It is clear that a reduction in market liquidity and a decrease of competition in Europe’s energy markets would ensue. That, in turn would increase the burden on the energy sector and corresponding costs and risks to business and residential energy consumers to the tune of tens of billions of Euros. Recent industry calculations concluded that these costs would amount to €6.8bn per year for every percentage increase in final prices of electricity and gas and €12bn for every additional hour that supply is expected not to meet demand, causing a blackout.
Adopting proposals that would inflict significant additional costs on the European economy and harm the EU’s competitiveness would be in stark contrast with some of the key policy objectives of the Commission. They would come in addition to another recent ESMA proposal – to remove the hedge exclusion under the EMIR regulation – that would cost European business some €200bn. Indeed, a similar order of magnitude to the EU’s flagship European Fund for Strategic Investments…
The EU’s Better Regulation Agenda should ensure that any new proposals “meet policy goals at minimum cost and deliver maximum benefits to citizens, businesses and workers while avoiding all unnecessary regulatory burdens […] allowing the EU to ensure its competitiveness in the global economy”. The Energy Union should drive down energy costs, complete the internal energy market and reduce greenhouse gas emissions. It is difficult to see how the current proposals would contribute to these important EU policy goals.
It is not surprising that questions about the current approach have been raised by the governments of Germany, France and the United Kingdom as well as by national energy regulators.
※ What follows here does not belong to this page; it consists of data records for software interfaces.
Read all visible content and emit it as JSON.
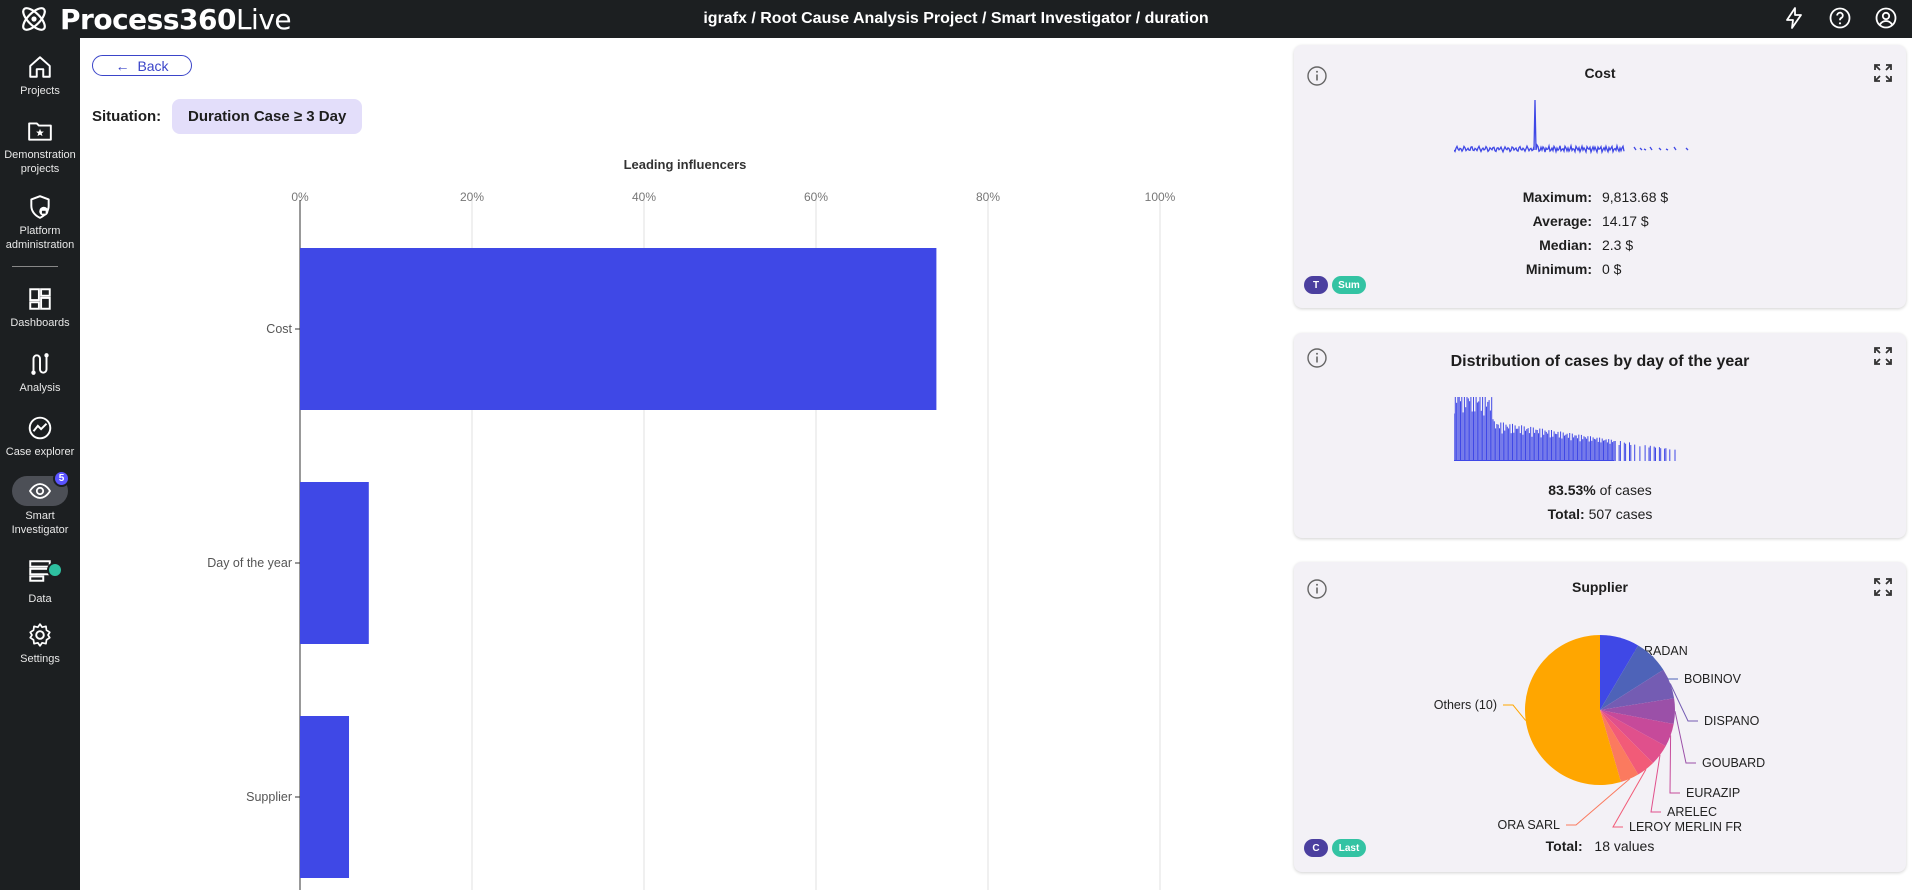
{
  "app": {
    "logo_bold": "Process360",
    "logo_light": "Live",
    "breadcrumb": "igrafx / Root Cause Analysis Project / Smart Investigator / duration"
  },
  "sidebar": {
    "items": [
      {
        "label": "Projects",
        "icon": "home-icon"
      },
      {
        "label": "Demonstration projects",
        "icon": "folder-star-icon"
      },
      {
        "label": "Platform administration",
        "icon": "shield-lock-icon"
      },
      {
        "label": "Dashboards",
        "icon": "dashboard-icon"
      },
      {
        "label": "Analysis",
        "icon": "analysis-icon"
      },
      {
        "label": "Case explorer",
        "icon": "case-explorer-icon"
      },
      {
        "label": "Smart Investigator",
        "icon": "eye-search-icon",
        "badge": "5"
      },
      {
        "label": "Data",
        "icon": "data-icon"
      },
      {
        "label": "Settings",
        "icon": "gear-icon"
      }
    ]
  },
  "main": {
    "back_label": "Back",
    "situation_label": "Situation:",
    "situation_value": "Duration Case ≥ 3 Day"
  },
  "chart_data": {
    "type": "bar",
    "orientation": "horizontal",
    "title": "Leading influencers",
    "categories": [
      "Cost",
      "Day of the year",
      "Supplier"
    ],
    "values": [
      74,
      8,
      5.7
    ],
    "xlim": [
      0,
      100
    ],
    "xticks": [
      "0%",
      "20%",
      "40%",
      "60%",
      "80%",
      "100%"
    ],
    "bar_color": "#3f48e6",
    "grid": true
  },
  "cards": {
    "cost": {
      "title": "Cost",
      "stats": [
        {
          "label": "Maximum:",
          "value": "9,813.68 $"
        },
        {
          "label": "Average:",
          "value": "14.17 $"
        },
        {
          "label": "Median:",
          "value": "2.3 $"
        },
        {
          "label": "Minimum:",
          "value": "0 $"
        }
      ],
      "pill_t": "T",
      "pill_agg": "Sum"
    },
    "distribution": {
      "title": "Distribution of cases by day of the year",
      "percent": "83.53%",
      "percent_suffix": "of cases",
      "total_label": "Total:",
      "total_value": "507 cases"
    },
    "supplier": {
      "title": "Supplier",
      "total_label": "Total:",
      "total_value": "18 values",
      "pill_c": "C",
      "pill_agg": "Last",
      "slices": [
        {
          "label": "RADAN",
          "value": 8.5,
          "color": "#3f48e6"
        },
        {
          "label": "BOBINOV",
          "value": 7.5,
          "color": "#4e63b8"
        },
        {
          "label": "DISPANO",
          "value": 6.5,
          "color": "#745cb3"
        },
        {
          "label": "GOUBARD",
          "value": 5.5,
          "color": "#9b50a8"
        },
        {
          "label": "EURAZIP",
          "value": 5,
          "color": "#c64a9a"
        },
        {
          "label": "ARELEC",
          "value": 4.5,
          "color": "#e0508c"
        },
        {
          "label": "LEROY MERLIN FR",
          "value": 4,
          "color": "#f25b78"
        },
        {
          "label": "ORA SARL",
          "value": 4,
          "color": "#fb7a5f"
        },
        {
          "label": "Others (10)",
          "value": 54.5,
          "color": "#ffa600"
        }
      ]
    }
  },
  "colors": {
    "accent": "#3f48e6",
    "topbar": "#1c1f21",
    "chip": "#e3defa"
  }
}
All stress that a company’s physical or commercial activity should be taken into account – the so-called ‘capital employed test’ – when determining eligibility for an exemption of MIFID licensing. The consequences might otherwise be dire not only for the energy sector, but also for the real economy and Europe’s competitiveness.
We call on European regulators to adopt the capital employed test to avert any unintended consequences, while ensuring that energy markets remain efficient and open to competition for the benefit of European businesses and consumers.